It’s very possible that Harvard can make great strides in growing the engineering concentrations in the next three years before the Allston campus opens, but it would be unfortunate if the new campus is underutilized with CS and AM growth continuing to overshadow engineering growth.

What do these shifts mean in the context of the Harvard undergraduate experience — the liberal arts education?

We combined our data on the number of concentrators in each department with class enrollment in each department to get the average number of concentrators per person enrolled in classes in each area of study. This tells us which department’s classes most likely consist of concentrators. In other words, what proportion of the average class in each field are concentrators?

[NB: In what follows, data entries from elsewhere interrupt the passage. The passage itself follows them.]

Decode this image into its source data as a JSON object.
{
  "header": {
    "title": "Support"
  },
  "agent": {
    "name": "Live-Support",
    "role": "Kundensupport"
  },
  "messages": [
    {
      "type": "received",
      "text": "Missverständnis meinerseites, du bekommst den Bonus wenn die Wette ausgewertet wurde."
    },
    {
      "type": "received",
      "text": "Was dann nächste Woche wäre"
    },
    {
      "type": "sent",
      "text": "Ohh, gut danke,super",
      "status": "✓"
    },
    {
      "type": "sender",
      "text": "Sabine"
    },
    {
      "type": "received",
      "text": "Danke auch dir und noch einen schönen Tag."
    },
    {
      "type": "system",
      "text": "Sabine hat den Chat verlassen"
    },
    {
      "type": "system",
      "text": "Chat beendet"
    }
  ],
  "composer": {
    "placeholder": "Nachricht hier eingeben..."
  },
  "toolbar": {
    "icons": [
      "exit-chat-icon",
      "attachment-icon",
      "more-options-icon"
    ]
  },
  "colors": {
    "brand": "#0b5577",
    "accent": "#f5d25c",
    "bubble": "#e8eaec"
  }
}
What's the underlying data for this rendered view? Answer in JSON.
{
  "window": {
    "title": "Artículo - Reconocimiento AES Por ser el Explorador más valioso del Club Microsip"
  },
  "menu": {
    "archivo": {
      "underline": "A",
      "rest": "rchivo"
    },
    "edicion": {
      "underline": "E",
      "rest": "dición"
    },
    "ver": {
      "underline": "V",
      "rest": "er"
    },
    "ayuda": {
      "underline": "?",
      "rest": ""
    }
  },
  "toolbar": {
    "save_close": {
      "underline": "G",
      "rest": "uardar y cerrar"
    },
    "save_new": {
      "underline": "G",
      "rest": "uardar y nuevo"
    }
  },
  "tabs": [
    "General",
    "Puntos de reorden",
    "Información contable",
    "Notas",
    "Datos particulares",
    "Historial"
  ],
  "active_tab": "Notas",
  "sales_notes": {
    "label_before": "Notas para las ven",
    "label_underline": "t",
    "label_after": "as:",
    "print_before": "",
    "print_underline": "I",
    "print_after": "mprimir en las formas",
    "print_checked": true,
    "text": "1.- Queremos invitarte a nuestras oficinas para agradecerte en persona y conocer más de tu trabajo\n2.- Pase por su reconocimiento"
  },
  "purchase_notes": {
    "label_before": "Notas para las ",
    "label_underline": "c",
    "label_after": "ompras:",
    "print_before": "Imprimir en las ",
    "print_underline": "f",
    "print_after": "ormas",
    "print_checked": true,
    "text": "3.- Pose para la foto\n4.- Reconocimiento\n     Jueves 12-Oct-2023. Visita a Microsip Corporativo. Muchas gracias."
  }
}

For an average course in each of these fields, what proportion of students are concentrators? The lower this proportion, the more students take it as an elective.

Unsurprisingly, SEAS and the natural sciences have the highest proportion of concentrators per class. This means a large percentage of students in your SEAS classes are concentrators, while a smaller proportion of students in your humanities and social sciences classes are concentrators (i.e. more of them are taking these classes as electives.)

We see a significant drop off of the concentrator to class enrollment ratio in natural sciences classes — probably due to pre-med requirements that cause many non-science concentrators to take science classes. Barely any students taking language and culture classes or math and statistics classes will end up concentrating in them. This makes sense since Harvard has a foreign language requirement, and many concentrations require math or statistics, so many non-concentrators have to take these classes.

This data suggests that SEAS and sciences classes might be less accessible to non-concentrators — but that’s also intuitive, as many of these classes have technical prerequisites where English, history, or social studies classes don’t.

This data also reflects that many SEAS and science students take electives in the humanities and social sciences while fewer humanities and social sciences concentrators take SEAS or science classes, probably due to the prerequisite barrier to enrolling in STEM classes.

When the new Allston campus opens, we can expect to see even less cross-enrollment between humanities/social science classes and SEAS classes since students would have to take a shuttle or walk roughly a mile to get to class. The geographic split between SEAS students and the rest of Harvard is problematic for the “liberal arts education” Harvard claims to value.

Emerson Hall, home of Harvard’s Philosophy Department.

To briefly recap, SEAS is growing, but not how we’d expect it to as the new Allston campus for the engineering school is set to open in 2020. Instead of a growing population of engineers, we have a booming population of statistics, applied math, and computer science concentrators. This significant shift from social sciences to more quantitative fields is probably driven by would-be economics students interested in finance opting for applied math/economics or quantitative finance instead.

This growing pre-professionalism aimed at the finance and tech industries is problematic for the Harvard’s liberal arts education, especially since Harvard will be geographically split between the Allston SEAS campus and the Yard starting in 2020.

This article is one in a series of data analysis projects that the Harvard Open Data Project conducted in the Spring 2017 semester investigating Harvard’s open data sets.

The Harvard Open Data Project is dedicated to opening and analyzing Harvard’s data to empower members of our community to improve campus life.

In the spirit of open data, we invite you to peruse the data used in our analysis on GitHub.

Thanks to Ethan Manninen for helping analyze data and Sathvik Sudireddy for pitching this project to HODP.